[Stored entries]

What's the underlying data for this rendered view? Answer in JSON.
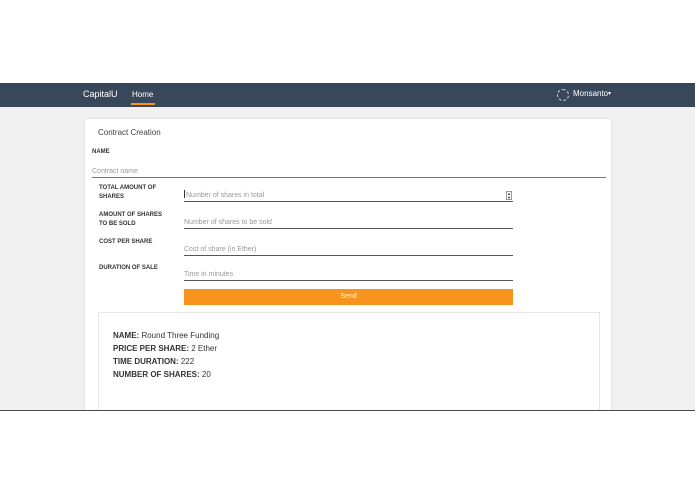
{
  "navbar": {
    "brand": "CapitalU",
    "home": "Home",
    "user": "Monsanto",
    "user_caret": "▾"
  },
  "form": {
    "title": "Contract Creation",
    "name_label": "NAME",
    "name_placeholder": "Contract name",
    "fields": [
      {
        "label_line1": "TOTAL AMOUNT OF",
        "label_line2": "SHARES",
        "placeholder": "Number of shares in total"
      },
      {
        "label_line1": "AMOUNT OF SHARES",
        "label_line2": "TO BE SOLD",
        "placeholder": "Number of shares to be sold"
      },
      {
        "label_line1": "COST PER SHARE",
        "label_line2": "",
        "placeholder": "Cost of share (in Ether)"
      },
      {
        "label_line1": "DURATION OF SALE",
        "label_line2": "",
        "placeholder": "Time in minutes"
      }
    ],
    "send_label": "Send"
  },
  "summary": {
    "name_label": "NAME:",
    "name_value": "Round Three Funding",
    "price_label": "PRICE PER SHARE:",
    "price_value": "2 Ether",
    "duration_label": "TIME DURATION:",
    "duration_value": "222",
    "shares_label": "NUMBER OF SHARES:",
    "shares_value": "20"
  },
  "colors": {
    "navbar": "#38485a",
    "accent": "#f7941d",
    "background": "#f0f0f0"
  }
}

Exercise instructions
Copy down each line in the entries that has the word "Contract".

Response to the exercise
    "title": "Contract Creation",
    "name_placeholder": "Contract name",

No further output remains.